Tag Archives: Drainage

READY ON THE RIGHT ? READY ON THE LEFT ?

STAND DOWN!!
All is not ready on the firing line. The firing line being the bridge at Regency Heritage Park.
If standing on the bridge leading to William Collier Elementary School

Under the bridge peaking out of the garbage from the trolls point point of view

Under the bridge peaking out of the garbage from the trolls point point of view


and looking down range, to the southeast on the right (the side the school is on), is a MS4 channel “Municipal Separate Stormwater Sewer Systems” or storm drain or System designed or used to collect or convey stormwater (including storm drains, pipes, ditches, etc.) leading to Grand Avenue which collects stormwater from the mountains to the south of the park.
Approaching Grand Ave.

Approaching Grand Ave.


Another look towards Grand Ave.

Another look towards Grand Ave.


Looking back towards the park

Looking back towards the park


It also collects run-off from the rural area between Grand Ave, Union St. as far south as Sheila Lane
Heading towards Grand Ave and Sheila Ln.

Heading towards Grand Ave and Sheila Ln.


While standing in the same spot if one looks to the left (up the hill towards the houses) is a flood channel coming off of Palomar Street.
Looking towards Palomar St.

Looking towards Palomar St.


Another look towards Palomar St.

Another look towards Palomar St.


The channels are on property owned by Riverside County EDA and listed as part of the City of Wildomar’s drainage system on the Santa Margarita River Watershed MS4 Facilities Map.
If one looks straight ahead towards the end of the park one sees what I have referred to as the “Rabbit Hole”
The rabbit hole, discharge point from Bryant St. Drain Stage 1

The rabbit hole, discharge point from Bryant St. Drain Stage 1


Which is owned and maintained by Riverside County Flood Control and Water Conservation District RCFC&WCD which collects run-off from as far south and east as Mission Trail, Bryant St. and the pit called Marna O’Brien Park.
All three of these systems combine to bring you
After only 3/4 of an inch of rain had fallen overnight.

After only 3/4 of an inch of rain had fallen overnight.


Sedco Bryant St. Drainage  from hills west of Grand Ave. after 3/4 of an inch of rain.

Sedco Bryant St. Drainage from hills west of Grand Ave. after 3/4 of an inch of rain.


Unnamed channel from Palomar after 3/4 of an inch of rain.

Unnamed channel from Palomar after 3/4 of an inch of rain.


With the current condition of the bridge trolls housing we end up with this
Water accumulated before the bridge to the school. Poor Bridge Troll

Water accumulated before the bridge to the school. Poor Bridge Troll


Which leaves behind this
All the sediment in the channel will end up here once again

All the sediment in the channel will end up here once again

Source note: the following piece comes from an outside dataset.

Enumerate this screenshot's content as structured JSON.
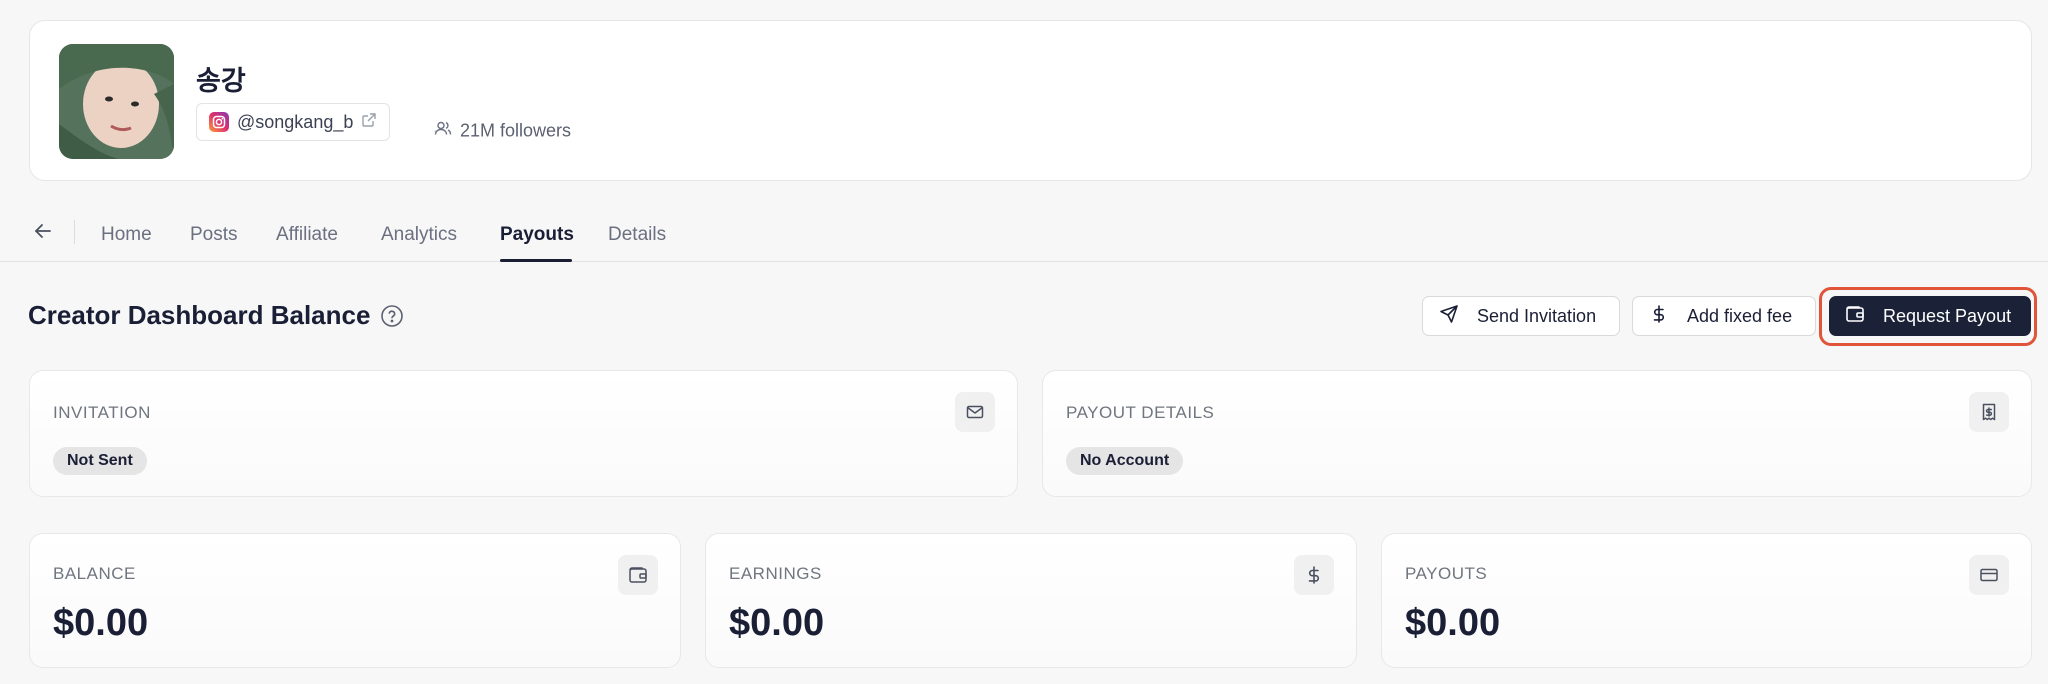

After many man hours countless thousands of dollars and months later it still looks like this on Opening Day.
The morning of opening day. Work on the parks began in October of 2013

The morning of opening day. Work on the parks began in October of 2013

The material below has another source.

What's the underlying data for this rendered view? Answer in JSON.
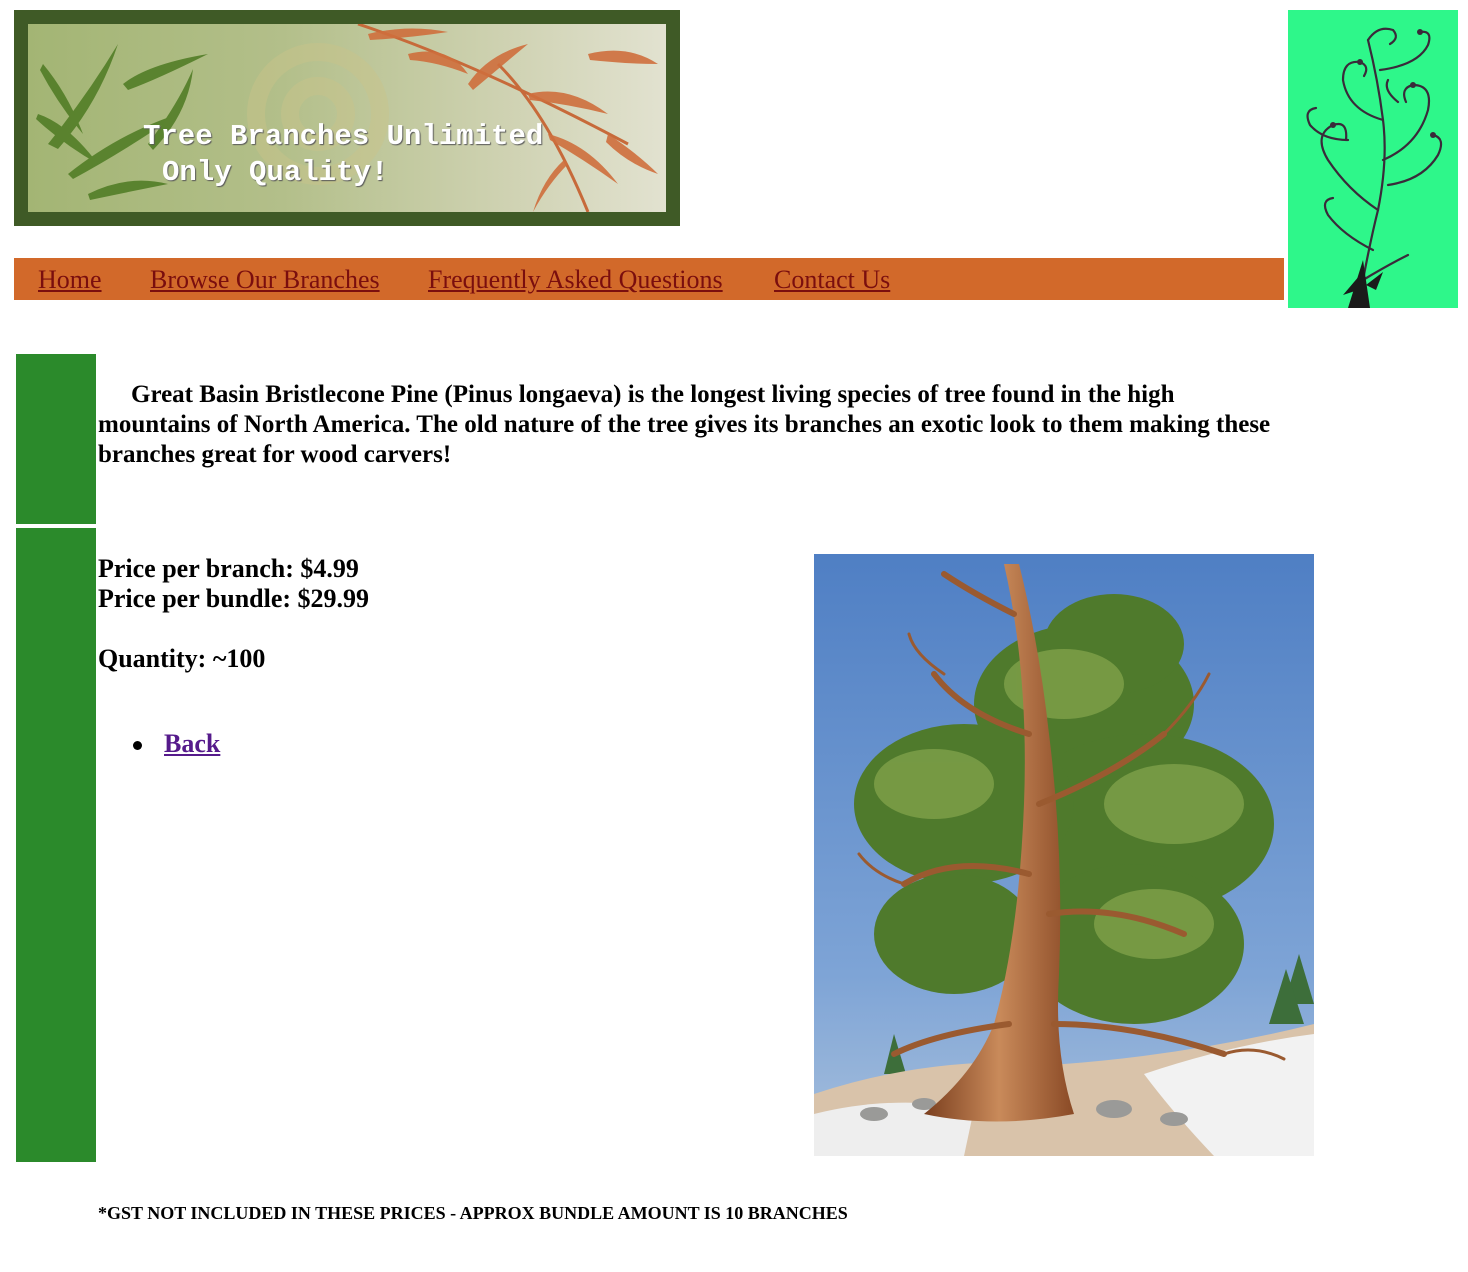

When Mother Nature pulls the trigger and releases her next load of measurable rain down range the City of Wildomar will not be ready on the firing line

Rumination for March 4, 2014

While attending a meet and greet on Friday February 28th at City Hall one of the Wildomar City Council members present was bragging about standing on a piece of property which will one day house a sandwich shop and strip mall commenting about how dry it was, the drainage was just fine and there was no signs of flooding.
I got a big chuckle at that statement because.
At that very moment not a block away Bundy Canyon Road was a torrential river with a flow path that varied with every car the passed due to the movement of rocks and dirt when they drove done the road.
If pressed on the issue this council person would tell you that when constructed the new business would build a retention basin.
The problem being that this retention basin would only filter pollutants and sediments from that parcel and modulate the INCREASED flow created by this development. It would not correct the existing deficiencies that already exist due to the County of Riverside and the City of Wildomar’s failure in providing for a proper drainage system.
This deficiency was originally foisted upon County Flood Control without proper Developer Impact fees being collected by the County of Riverside, a practice continued for 6 years under LOCAL CONTROL by a City Council that neglected to adjust the Impact Fees when Wildomar became a city.
To add insult to injury the Developer Impact Study which was completed almost 2 years before the City Council adopted the new fees are wholly inadequate to address the drainage issue. The Colgan Study recommended a fee of $1,749.51 per 1,000 gross square feet of development for this type of development and what finally adopted was $911.00 per 1,000 sq. ft.
This council person will sit there and complain about lawsuits which have delayed this project while totally ignoring what everyone around that project has faced for years and will continue to face in ever increasing frequency for many more years to come.